Nicholson allegedly tricked investors into investing with his firm by overstating investment returns and total assets under management, according to documents filed by both the SEC and the Attorney's office.
The SEC yesterday filed a complaint against Westgate alleging he went as far as to create a fake accounting firm and providing investors with "bogus audited financial statements."
The SEC said: "The funds had sustained such losses that Nicholson and Westgate could no longer honour redemption requests. They hid the losses from investors with misrepresentations and false sales brochures."
The complaint continues: "Nicholson further attempted to hide losses in the Westgate fund family by other devices. He closed one fund that was heavily invested in the bankrupt Lehman Brothers and folded its assets into another Westgate fund. He issued bad checks to some investors seeking to cash out, and ultimately suspended all investor redemptions due to what he called investors' 'irrational behaviour.'"
The SEC is also investigating Westridge and North Hills.
Messages left at WG Trading were not returned and a person reached at Greenwood's home declined to comment. A woman reached at Bloom's home also declined to comment. Ira Sorkin, Nicholson's attorney, did not return a call for comment.
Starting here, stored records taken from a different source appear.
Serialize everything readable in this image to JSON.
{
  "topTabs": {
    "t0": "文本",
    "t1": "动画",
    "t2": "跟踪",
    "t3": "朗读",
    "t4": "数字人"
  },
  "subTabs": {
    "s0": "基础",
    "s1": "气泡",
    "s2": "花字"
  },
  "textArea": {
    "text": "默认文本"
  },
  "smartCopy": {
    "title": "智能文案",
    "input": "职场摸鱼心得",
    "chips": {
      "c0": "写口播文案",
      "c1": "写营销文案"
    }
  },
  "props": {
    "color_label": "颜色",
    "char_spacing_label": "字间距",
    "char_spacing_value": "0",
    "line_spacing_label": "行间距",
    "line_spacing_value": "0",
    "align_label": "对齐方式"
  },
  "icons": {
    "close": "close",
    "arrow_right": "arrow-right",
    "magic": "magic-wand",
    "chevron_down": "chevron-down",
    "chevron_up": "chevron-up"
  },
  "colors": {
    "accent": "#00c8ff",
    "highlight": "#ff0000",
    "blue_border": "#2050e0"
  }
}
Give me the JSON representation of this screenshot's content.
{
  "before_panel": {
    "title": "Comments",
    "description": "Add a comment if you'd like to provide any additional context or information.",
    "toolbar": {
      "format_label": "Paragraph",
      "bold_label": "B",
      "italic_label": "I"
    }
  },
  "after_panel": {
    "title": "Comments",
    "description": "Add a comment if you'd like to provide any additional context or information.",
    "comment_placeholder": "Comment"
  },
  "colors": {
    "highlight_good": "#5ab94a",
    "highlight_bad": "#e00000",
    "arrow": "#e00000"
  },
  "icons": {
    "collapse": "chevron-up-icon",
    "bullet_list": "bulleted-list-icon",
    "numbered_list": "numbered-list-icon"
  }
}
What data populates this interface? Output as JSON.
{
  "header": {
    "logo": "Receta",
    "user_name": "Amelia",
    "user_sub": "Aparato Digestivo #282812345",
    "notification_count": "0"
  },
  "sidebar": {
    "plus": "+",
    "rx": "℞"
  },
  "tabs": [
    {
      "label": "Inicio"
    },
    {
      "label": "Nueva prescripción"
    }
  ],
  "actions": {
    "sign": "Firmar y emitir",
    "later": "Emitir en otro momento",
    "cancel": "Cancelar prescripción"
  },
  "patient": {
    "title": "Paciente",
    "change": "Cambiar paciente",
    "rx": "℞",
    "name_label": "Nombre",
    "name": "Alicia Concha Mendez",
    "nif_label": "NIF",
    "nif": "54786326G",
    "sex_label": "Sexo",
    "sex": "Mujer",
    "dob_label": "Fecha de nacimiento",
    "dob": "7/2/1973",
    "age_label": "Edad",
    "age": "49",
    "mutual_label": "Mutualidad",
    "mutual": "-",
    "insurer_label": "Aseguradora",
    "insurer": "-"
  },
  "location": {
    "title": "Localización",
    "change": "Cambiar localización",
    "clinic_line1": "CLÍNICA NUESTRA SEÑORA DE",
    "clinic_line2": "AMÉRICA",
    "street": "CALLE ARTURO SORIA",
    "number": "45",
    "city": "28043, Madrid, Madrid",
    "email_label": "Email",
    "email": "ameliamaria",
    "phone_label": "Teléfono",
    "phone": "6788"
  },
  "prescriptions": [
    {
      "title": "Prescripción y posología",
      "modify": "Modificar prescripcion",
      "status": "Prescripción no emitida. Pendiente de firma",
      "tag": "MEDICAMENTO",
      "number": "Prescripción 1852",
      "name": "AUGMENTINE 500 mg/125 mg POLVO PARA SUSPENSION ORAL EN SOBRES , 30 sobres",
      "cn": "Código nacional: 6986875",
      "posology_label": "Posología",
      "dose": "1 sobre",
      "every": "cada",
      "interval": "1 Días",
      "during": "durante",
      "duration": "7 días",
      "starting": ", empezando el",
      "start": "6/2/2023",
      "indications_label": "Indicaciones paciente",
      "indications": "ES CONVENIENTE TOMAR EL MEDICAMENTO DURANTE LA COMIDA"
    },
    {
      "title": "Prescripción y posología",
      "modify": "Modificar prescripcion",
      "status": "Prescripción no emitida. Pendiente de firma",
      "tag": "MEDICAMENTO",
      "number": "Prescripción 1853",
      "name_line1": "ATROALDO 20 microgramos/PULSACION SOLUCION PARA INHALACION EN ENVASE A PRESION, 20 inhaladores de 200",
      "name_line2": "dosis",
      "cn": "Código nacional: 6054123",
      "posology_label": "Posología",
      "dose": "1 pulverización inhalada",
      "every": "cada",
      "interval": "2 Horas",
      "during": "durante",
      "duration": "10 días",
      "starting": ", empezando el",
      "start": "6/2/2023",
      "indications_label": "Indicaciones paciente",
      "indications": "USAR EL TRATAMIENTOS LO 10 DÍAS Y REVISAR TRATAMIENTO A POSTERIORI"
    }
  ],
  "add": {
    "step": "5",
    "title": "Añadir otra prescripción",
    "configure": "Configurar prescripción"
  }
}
This week's edition of Professional Pensions is out now.
The government is in talks with the UK and Irish pensions regulators over how to protect members of cross-border schemes in the event of a no-deal Brexit.
The equalisation of guaranteed minimum pensions (GMPs) is at least two years away from being completed, and could take longer than four years for some schemes, a poll has found.
The Pensions Regulator will consider if schemes should be required to have professional trustees and assess the case for greater regulation of administrators and system providers, PP can reveal.